## What is being asked
Within these entries, how many lines contain the word "badge"? Answer with the number alone.

[Data items]
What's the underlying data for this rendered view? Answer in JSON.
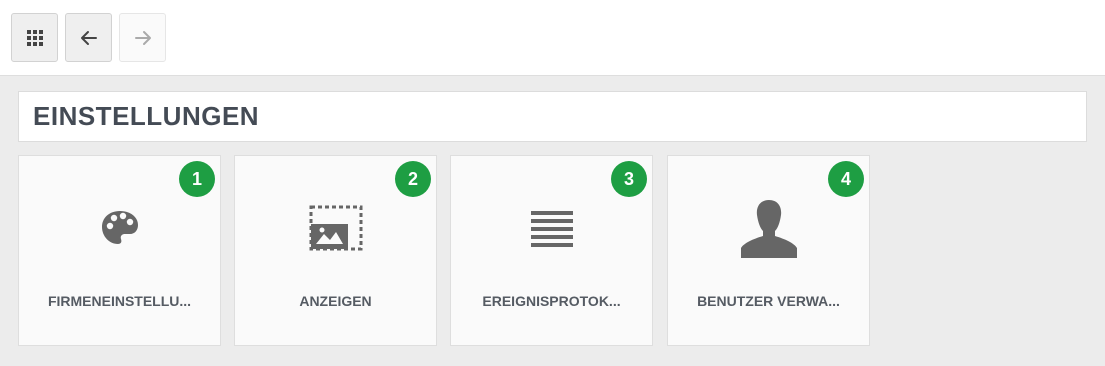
{
  "toolbar": {
    "apps_icon": "grid-icon",
    "back_icon": "arrow-left-icon",
    "forward_icon": "arrow-right-icon"
  },
  "header": {
    "title": "EINSTELLUNGEN"
  },
  "tiles": [
    {
      "badge": "1",
      "label": "FIRMENEINSTELLU...",
      "icon": "palette-icon"
    },
    {
      "badge": "2",
      "label": "ANZEIGEN",
      "icon": "image-frame-icon"
    },
    {
      "badge": "3",
      "label": "EREIGNISPROTOK...",
      "icon": "list-icon"
    },
    {
      "badge": "4",
      "label": "BENUTZER VERWA...",
      "icon": "user-icon"
    }
  ],
  "colors": {
    "badge": "#1e9e43",
    "icon": "#666666",
    "text": "#555b63"
  }
}
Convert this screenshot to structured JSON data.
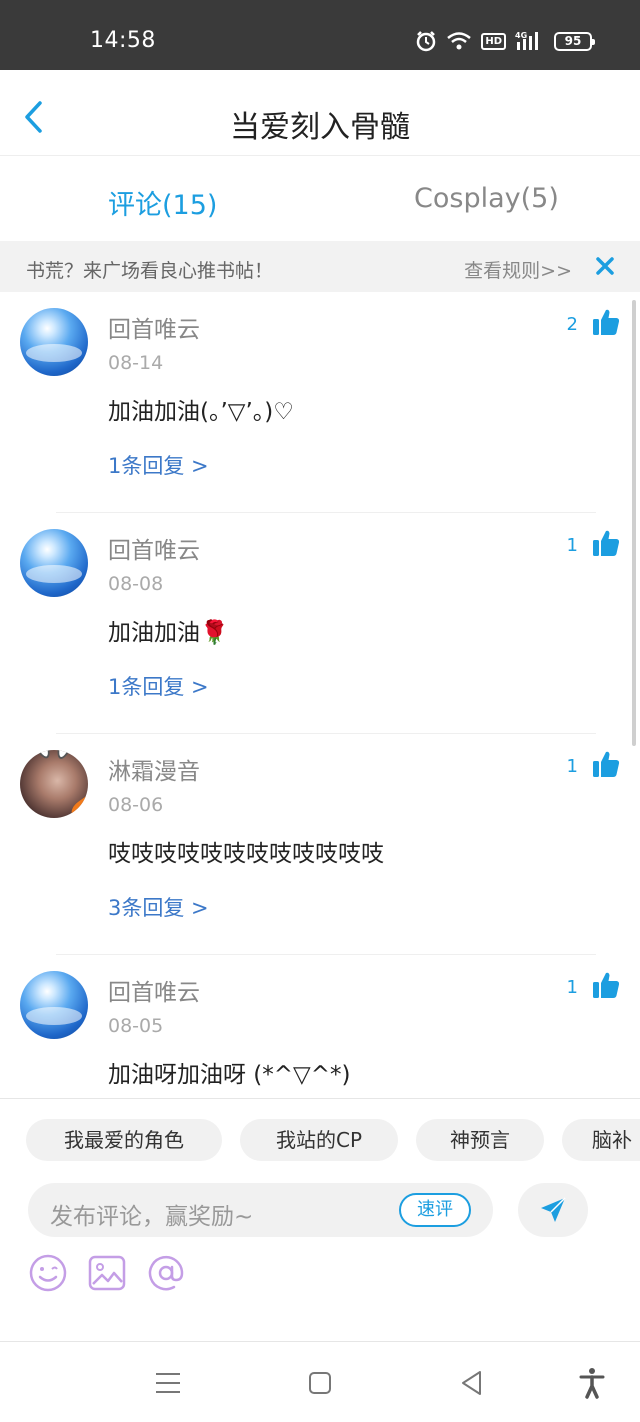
{
  "status_bar": {
    "time": "14:58",
    "battery": "95",
    "network": "4G",
    "hd": "HD"
  },
  "header": {
    "title": "当爱刻入骨髓"
  },
  "tabs": [
    {
      "label": "评论(15)",
      "active": true
    },
    {
      "label": "Cosplay(5)",
      "active": false
    }
  ],
  "notice": {
    "text": "书荒？来广场看良心推书帖！",
    "link": "查看规则>>"
  },
  "comments": [
    {
      "user": "回首唯云",
      "date": "08-14",
      "text": "加油加油(。’▽’。)♡",
      "replies": "1条回复 >",
      "likes": "2",
      "avatar": "sky"
    },
    {
      "user": "回首唯云",
      "date": "08-08",
      "text": "加油加油🌹",
      "replies": "1条回复 >",
      "likes": "1",
      "avatar": "sky"
    },
    {
      "user": "淋霜漫音",
      "date": "08-06",
      "text": "吱吱吱吱吱吱吱吱吱吱吱吱",
      "replies": "3条回复 >",
      "likes": "1",
      "avatar": "photo"
    },
    {
      "user": "回首唯云",
      "date": "08-05",
      "text": "加油呀加油呀 (*^▽^*)",
      "replies": "",
      "likes": "1",
      "avatar": "sky"
    }
  ],
  "quick_topics": [
    "我最爱的角色",
    "我站的CP",
    "神预言",
    "脑补"
  ],
  "composer": {
    "placeholder": "发布评论，赢奖励~",
    "quick_label": "速评"
  },
  "colors": {
    "accent": "#1c9ee0",
    "reply_link": "#3c78c8",
    "tool_purple": "#c49ee6"
  }
}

## Written solution
5